The Market Today
Trade Deficit Continues to Shrink Along with Trade Volume
by Craig Dismuke, Dudley Carter
New Year Kicks Off with Busy Economic Calendar: This week’s economic calendar brings a handful of important reports during another holiday-shortened week. Two home price reports are scheduled for release tomorrow along with December’s consumer confidence report from the Conference Board. Friday will bring three important reports and a flurry of Fed news. November’s construction spending data is expected to show positive gains. December’s ISM Manufacturing index is expected to tick up from 48.1 to 49.0, staying below the critical 50 mark. And December’s auto sales data are expected to show a slight pullback in activity after a stronger-than-expected November tally. Also on Friday, the FOMC’s December Minutes are scheduled for release, along with comments from Barkin, Brainard, Daly, Evans, and Kaplan.
Trade Deficit Continues to Shrink, Adding to Short-Term Growth Projections: Already released this morning, November’s Advanced Goods Trade Balance surprised projections with the goods-only deficit shrinking from $66.5 billion to $63.2 billion. The deficit was expected to increase $2.2 billion rather than contracting $3.3 billion. Through two months of data, the goods balance points to trade, once again, being accretive to 4Q GDP. However, this is occurring as overall trade volumes continue to shrink.
Pending Home Sales Expected to Increase: At 9:00 a.m. CT, November’s pending home sales data are expected to show existing homes going under contract up 1.4%. Housing has benefited from the drop in rates in 2019 with sales of new and existing homes both having banner years.
Equities Stall after a Week of Records: After a week of records last week, global equities have taken a bit of a breather overnight, shifting the focus to a synchronized move higher in global sovereign yields. Both stocks and bond yields rose together early last week in holiday-thinned volumes, following remarks from President Trump about a “breakthrough” on the trade front and after China announced it would roll back tariffs on more than 850 products it imports from abroad. However, while stocks continued the set records past Monday, Treasury yields pulled back after strong auctions of 5- and 7-year Treasury notes on Tuesday and Thursday.
Bonds Yields Break Higher: Stocks have stalled Monday near record levels, but bond yields have pushed notably higher without an obvious catalyst. Despite strong gains in China, equities across the broader Asia-Pacific region were little changed. Near the halfway point of its session, Europe’s Stoxx 600 was down 0.3%. Bond yields, however, were catching up with the optimism that has boosted equities to new all-time highs. Around 7:45 a.m. CT, the U.K. 10-year yield had added 9.1 bps while Germany’s was 7.1 bps higher. Shorter yields had risen less, steepening curves to multi-month highs in most regions.

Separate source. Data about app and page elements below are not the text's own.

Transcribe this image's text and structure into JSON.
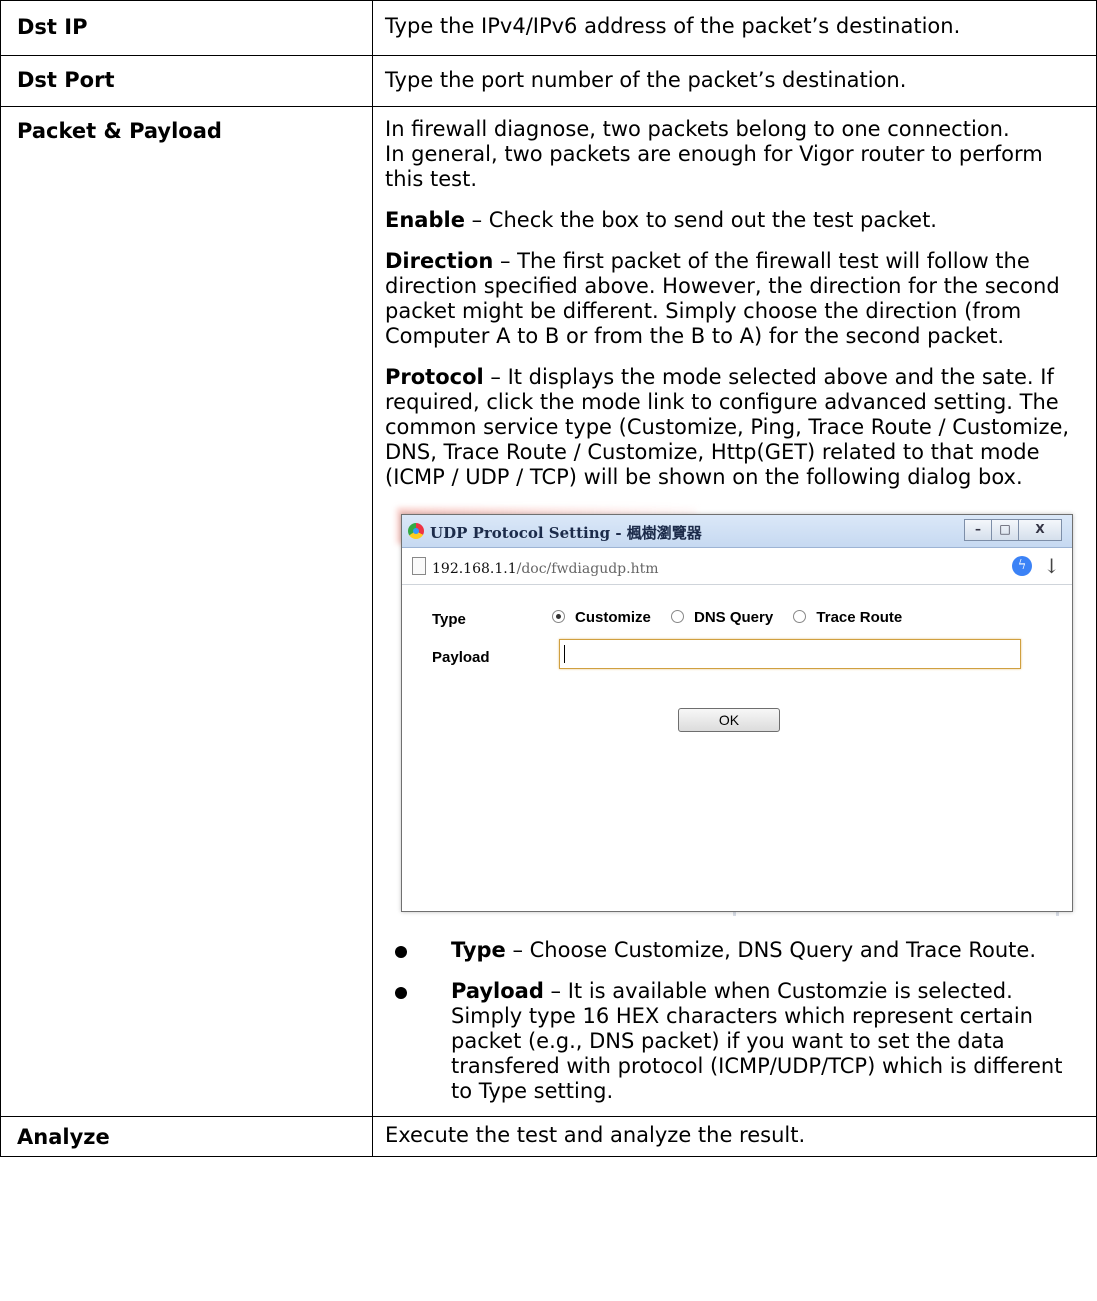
{
  "rows": {
    "dst_ip": {
      "term": "Dst IP",
      "desc": "Type the IPv4/IPv6 address of the packet’s destination."
    },
    "dst_port": {
      "term": "Dst Port",
      "desc": "Type the port number of the packet’s destination."
    },
    "packet": {
      "term": "Packet & Payload",
      "intro1": "In firewall diagnose, two packets belong to one connection.",
      "intro2": "In general, two packets are enough for Vigor router to perform this test.",
      "enable_label": "Enable",
      "enable_text": " – Check the box to send out the test packet.",
      "direction_label": "Direction",
      "direction_text": " – The first packet of the firewall test will follow the direction specified above. However, the direction for the second packet might be different. Simply choose the direction (from Computer A to B or from the B to A) for the second packet.",
      "protocol_label": "Protocol",
      "protocol_text": " – It displays the mode selected above and the sate. If required, click the mode link to configure advanced setting. The common service type (Customize, Ping, Trace Route / Customize, DNS, Trace Route / Customize, Http(GET) related to that mode (ICMP / UDP / TCP) will be shown on the following dialog box.",
      "bullets": [
        {
          "label": "Type",
          "text": " – Choose Customize, DNS Query and Trace Route."
        },
        {
          "label": "Payload",
          "text": " – It is available when Customzie is selected. Simply type 16 HEX characters which represent certain packet (e.g., DNS packet) if you want to set the data transfered with protocol (ICMP/UDP/TCP) which is different to Type setting."
        }
      ]
    },
    "analyze": {
      "term": "Analyze",
      "desc": "Execute the test and analyze the result."
    }
  },
  "dialog": {
    "title": "UDP Protocol Setting - 楓樹瀏覽器",
    "url_host": "192.168.1.1",
    "url_path": "/doc/fwdiagudp.htm",
    "type_label": "Type",
    "payload_label": "Payload",
    "options": [
      "Customize",
      "DNS Query",
      "Trace Route"
    ],
    "selected_option": "Customize",
    "ok_label": "OK",
    "btn_min": "–",
    "btn_max": "□",
    "btn_close": "X"
  }
}
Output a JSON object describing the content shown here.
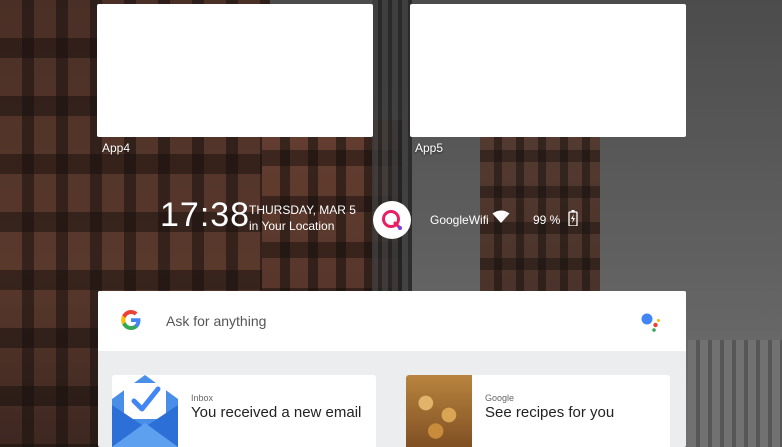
{
  "apps": [
    {
      "label": "App4"
    },
    {
      "label": "App5"
    }
  ],
  "status": {
    "time": "17:38",
    "date": "THURSDAY, MAR 5",
    "location": "in Your Location",
    "wifi_name": "GoogleWifi",
    "battery": "99 %"
  },
  "search": {
    "placeholder": "Ask for anything"
  },
  "cards": [
    {
      "source": "Inbox",
      "title": "You received a new email"
    },
    {
      "source": "Google",
      "title": "See recipes for you"
    }
  ],
  "colors": {
    "google_blue": "#4285F4",
    "google_red": "#EA4335",
    "google_yellow": "#FBBC05",
    "google_green": "#34A853",
    "logo_pink": "#E91E63"
  }
}
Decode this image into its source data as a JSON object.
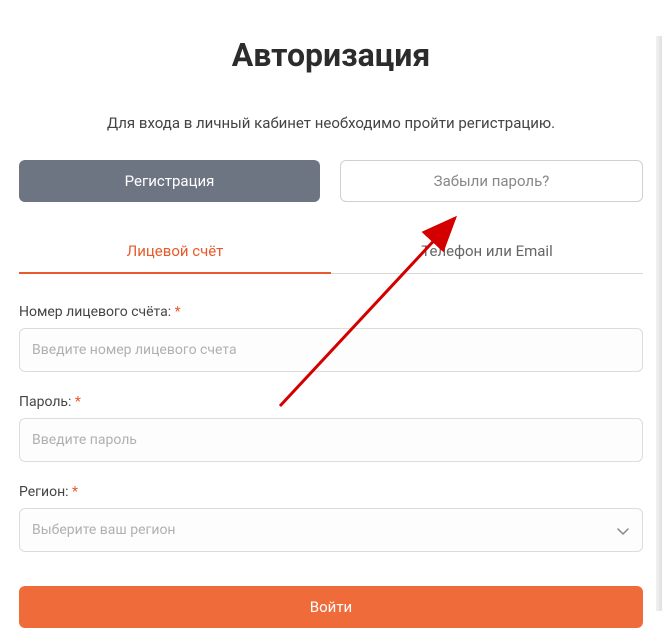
{
  "header": {
    "title": "Авторизация",
    "description": "Для входа в личный кабинет необходимо пройти регистрацию."
  },
  "buttons": {
    "register": "Регистрация",
    "forgot_password": "Забыли пароль?",
    "submit": "Войти"
  },
  "tabs": {
    "account": "Лицевой счёт",
    "phone_email": "Телефон или Email"
  },
  "form": {
    "account_number": {
      "label": "Номер лицевого счёта: ",
      "placeholder": "Введите номер лицевого счета"
    },
    "password": {
      "label": "Пароль: ",
      "placeholder": "Введите пароль"
    },
    "region": {
      "label": "Регион: ",
      "placeholder": "Выберите ваш регион"
    },
    "required_marker": "*"
  },
  "colors": {
    "accent": "#e85a2b",
    "submit": "#ef6b3a",
    "register_bg": "#6e7582"
  }
}
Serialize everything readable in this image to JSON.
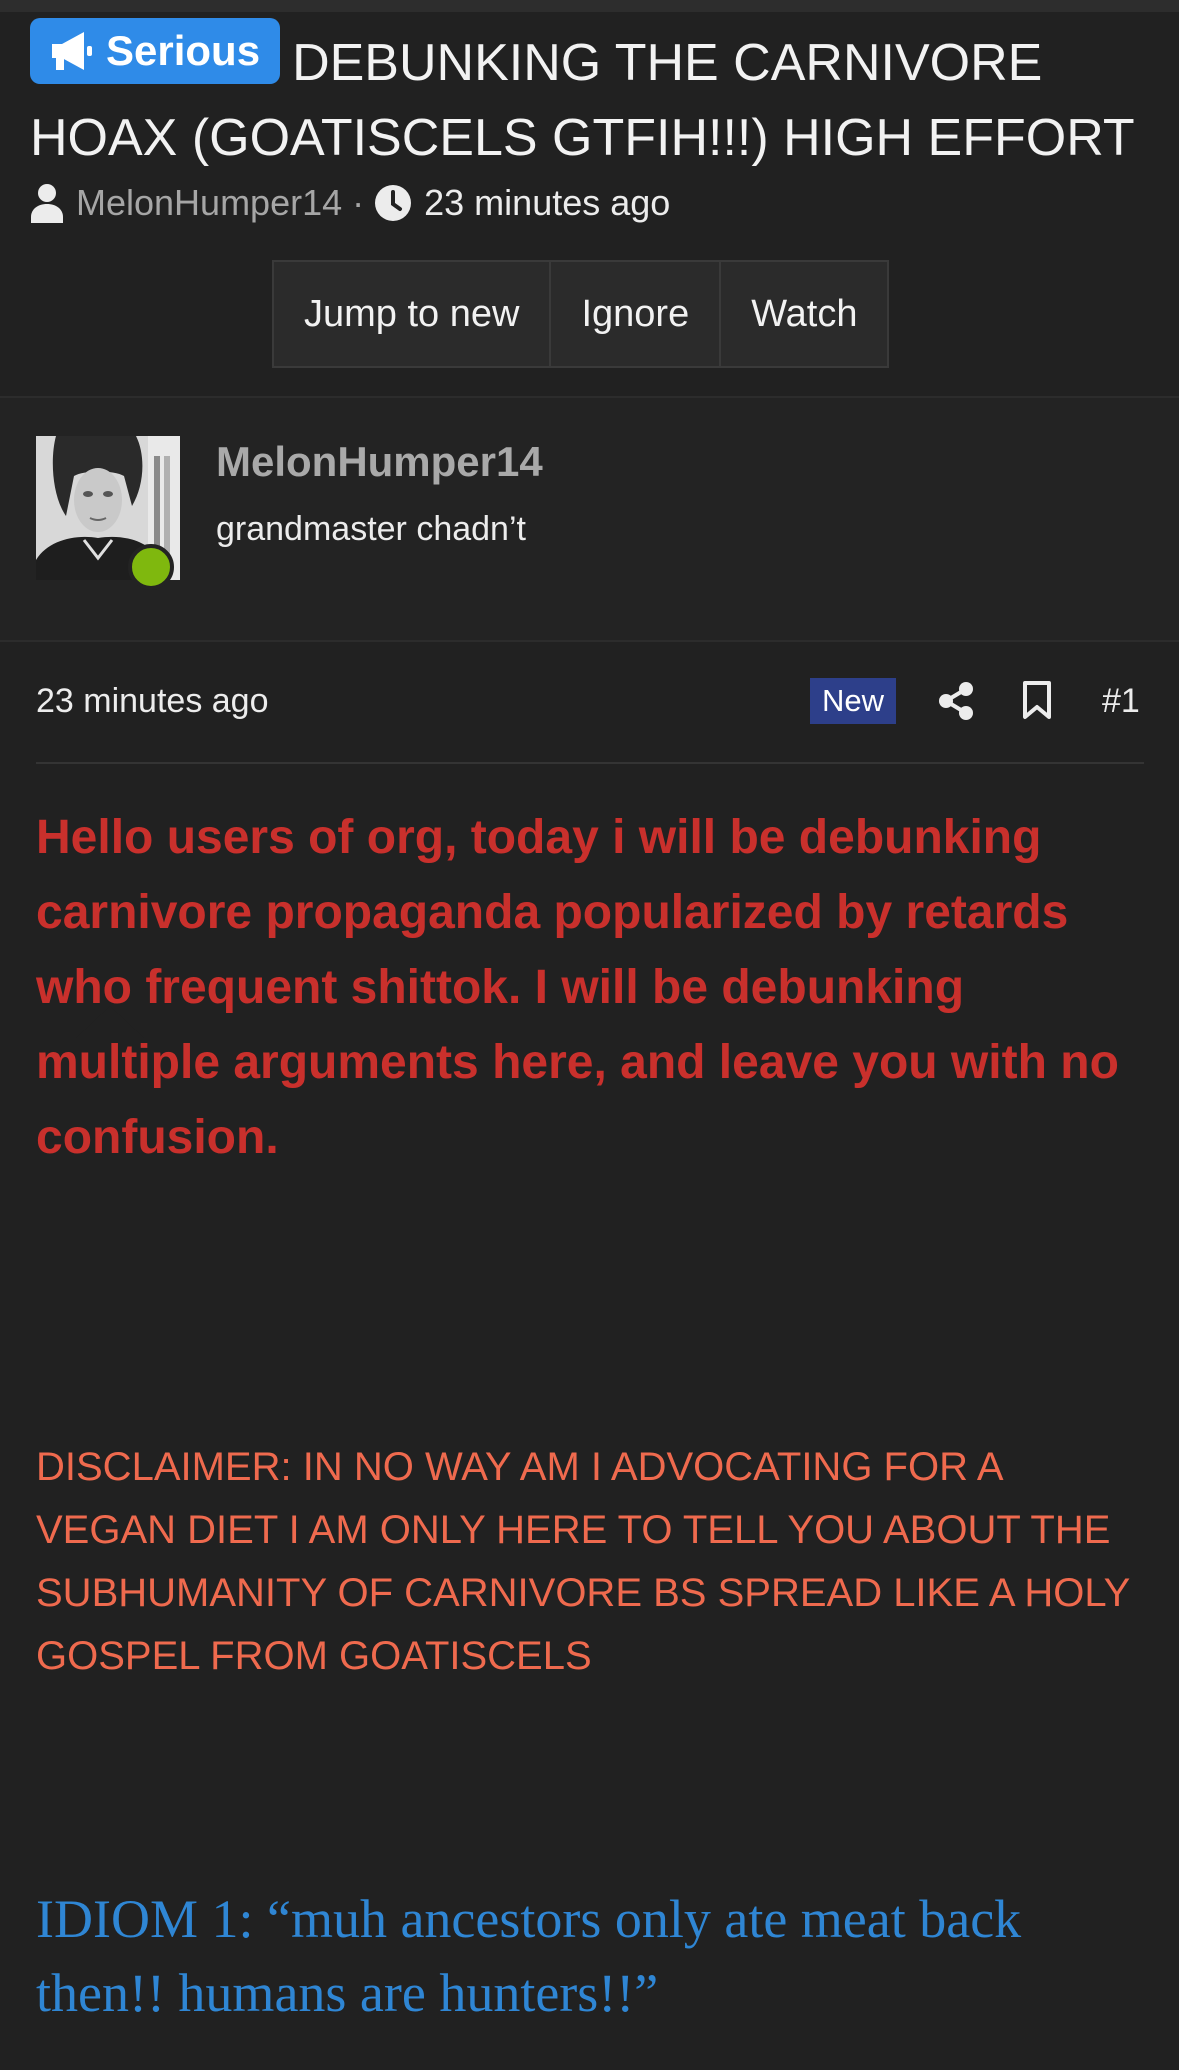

Before a round of mostly second-tier economic reports in the U.S., the 2-year Treasury yield had inched up 2.4 bps to 1.61% while the 10-year yield had gained 6.0 bps to 1.94%. The spread between the two expanded to more than 32 bps as a result, notching its widest level since October 2018.